• Task directions: Whenever "AGROFARM" occurs in a line of the material, list that line.

───── Material shown ─────

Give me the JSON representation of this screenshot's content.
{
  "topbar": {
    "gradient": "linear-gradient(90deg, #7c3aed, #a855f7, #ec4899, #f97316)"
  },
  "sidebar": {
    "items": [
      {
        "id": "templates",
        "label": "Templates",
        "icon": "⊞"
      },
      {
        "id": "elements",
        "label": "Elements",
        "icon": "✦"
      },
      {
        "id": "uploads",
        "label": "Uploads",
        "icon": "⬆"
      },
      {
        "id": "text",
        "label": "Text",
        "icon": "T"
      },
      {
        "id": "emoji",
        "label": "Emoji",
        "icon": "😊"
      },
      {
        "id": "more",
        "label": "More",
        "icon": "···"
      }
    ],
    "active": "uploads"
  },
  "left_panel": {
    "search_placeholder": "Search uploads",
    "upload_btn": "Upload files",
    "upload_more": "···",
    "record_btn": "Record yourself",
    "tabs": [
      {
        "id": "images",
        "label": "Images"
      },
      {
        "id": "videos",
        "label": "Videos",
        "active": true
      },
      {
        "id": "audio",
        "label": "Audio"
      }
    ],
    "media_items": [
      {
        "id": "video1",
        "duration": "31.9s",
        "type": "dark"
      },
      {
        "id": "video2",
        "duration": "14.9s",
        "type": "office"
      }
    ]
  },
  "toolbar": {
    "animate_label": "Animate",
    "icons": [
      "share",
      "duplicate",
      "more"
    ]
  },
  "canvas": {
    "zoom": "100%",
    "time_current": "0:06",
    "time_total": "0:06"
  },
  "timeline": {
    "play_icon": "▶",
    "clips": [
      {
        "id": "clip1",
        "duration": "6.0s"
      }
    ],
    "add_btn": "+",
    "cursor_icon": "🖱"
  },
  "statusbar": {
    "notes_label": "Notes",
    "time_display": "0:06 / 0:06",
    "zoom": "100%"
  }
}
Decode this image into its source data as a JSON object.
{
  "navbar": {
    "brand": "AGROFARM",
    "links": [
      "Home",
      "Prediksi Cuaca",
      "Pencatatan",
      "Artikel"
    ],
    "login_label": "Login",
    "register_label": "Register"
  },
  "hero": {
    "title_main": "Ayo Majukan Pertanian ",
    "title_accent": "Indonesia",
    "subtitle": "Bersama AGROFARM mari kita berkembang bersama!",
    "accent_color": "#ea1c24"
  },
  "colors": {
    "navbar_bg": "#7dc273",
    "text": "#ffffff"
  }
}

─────

• Reply to the exercise:
    "brand": "AGROFARM",
    "subtitle": "Bersama AGROFARM mari kita berkembang bersama!",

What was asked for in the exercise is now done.